Miller Hull renovated the Renton Library, which was built over a bridge in 1966 – but unfortunately with small windows and a restrictive design. The project involved opening up the space, revealing industrial details, and adding floor-to-ceiling, energy-efficient windows to enjoy views of the Cedar River.
NBBJ is busy building skyscrapers in Seattle and elsewhere, but that hasn’t stopped him from building this ultra-sustainable science building – the Integrated Research and Innovation Center – at the University of Idaho. The design allows flexibility between different laboratory types. The building on its own is quite innovative: it is self-shading, reduces heat and receives LEED Gold certification.
Energy in Design Awards
For the Eden Hall campus at Chatham University in Pennsylvania, Mithun wanted to create the first net positive energy campus – that is, generate more energy than it consumes. Passively designed buildings are only part of the strategy, which also includes an aquaculture facility that produces fish sustainably. Constructed wetlands provide wastewater treatment. The dorms have rainwater collection, photovoltaic sunscreen and rainwater harvesting.
At the University of Alaska Fairbanks, the weather isn’t always the most pleasant for finding groceries off-campus. So it asked Perkins + Will to expand the dining area. The plan is inspired by the Aurora Borealis, with long strips of LED lights that move from orange to green with controllable intensity.
The building checks its own progress and energy efficiency, with panels collecting real-time data on the building envelope. Students and teachers can examine their progress – so far, energy consumption has been reduced by 66 percent.
Awards of Merit
Awards include Mithun’s Wanapum Heritage Center, University of Iowa Voxman Music Building by LMN Architects, University of California’s Irvine Mesa Court Towers by Mithun, 100 Stewart Hotel and Apartments by Olson Kundig, and Weyerhaeuser headquarters in 200 Occidental by Mithun plus a literal garbage dump – the North Transfer Station in Wallingford by Mahlum Architects.
For an Honorable Mention, Wittman Estes created a courtyard studio on the footprint of a 1940s house, JW built its own offices in the International District, Graham Baba’s arts-funding residential building 325 Westlake, and Public 47’s Henry Apartments.
Left: “Seattle Mass Timber Tower”. Right: “The right way.”

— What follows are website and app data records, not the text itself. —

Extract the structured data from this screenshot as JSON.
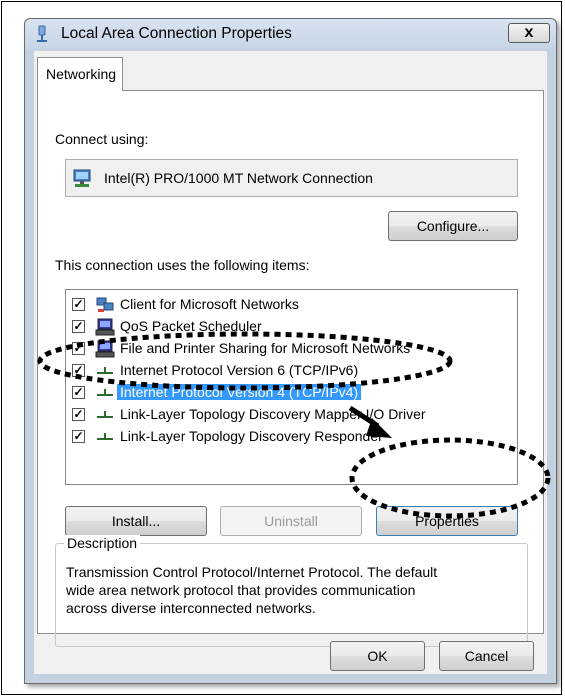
{
  "window": {
    "title": "Local Area Connection Properties",
    "close_label": "x"
  },
  "tabs": [
    {
      "label": "Networking"
    }
  ],
  "connect_using": {
    "label": "Connect using:",
    "adapter": "Intel(R) PRO/1000 MT Network Connection",
    "configure_label": "Configure..."
  },
  "items_section": {
    "label": "This connection uses the following items:",
    "items": [
      {
        "label": "Client for Microsoft Networks",
        "checked": true,
        "icon": "network-client-icon"
      },
      {
        "label": "QoS Packet Scheduler",
        "checked": true,
        "icon": "service-icon"
      },
      {
        "label": "File and Printer Sharing for Microsoft Networks",
        "checked": true,
        "icon": "service-icon"
      },
      {
        "label": "Internet Protocol Version 6 (TCP/IPv6)",
        "checked": true,
        "icon": "protocol-icon"
      },
      {
        "label": "Internet Protocol Version 4 (TCP/IPv4)",
        "checked": true,
        "icon": "protocol-icon",
        "selected": true
      },
      {
        "label": "Link-Layer Topology Discovery Mapper I/O Driver",
        "checked": true,
        "icon": "protocol-icon"
      },
      {
        "label": "Link-Layer Topology Discovery Responder",
        "checked": true,
        "icon": "protocol-icon"
      }
    ]
  },
  "buttons": {
    "install": "Install...",
    "uninstall": "Uninstall",
    "properties": "Properties",
    "ok": "OK",
    "cancel": "Cancel"
  },
  "description": {
    "title": "Description",
    "lines": [
      "Transmission Control Protocol/Internet Protocol. The default",
      "wide area network protocol that provides communication",
      "across diverse interconnected networks."
    ]
  },
  "colors": {
    "selection": "#3399ff",
    "annotation": "#000000"
  }
}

Two design concepts were also honored. Callison RTKL investigated the feasibility of using sustainable solid wood for a 40-story residential tower (appropriately titled “Seattle Mass Timber Tower”). Miller Hull’s “The Right Way” concept was about bringing biodiversity to the streets of the city.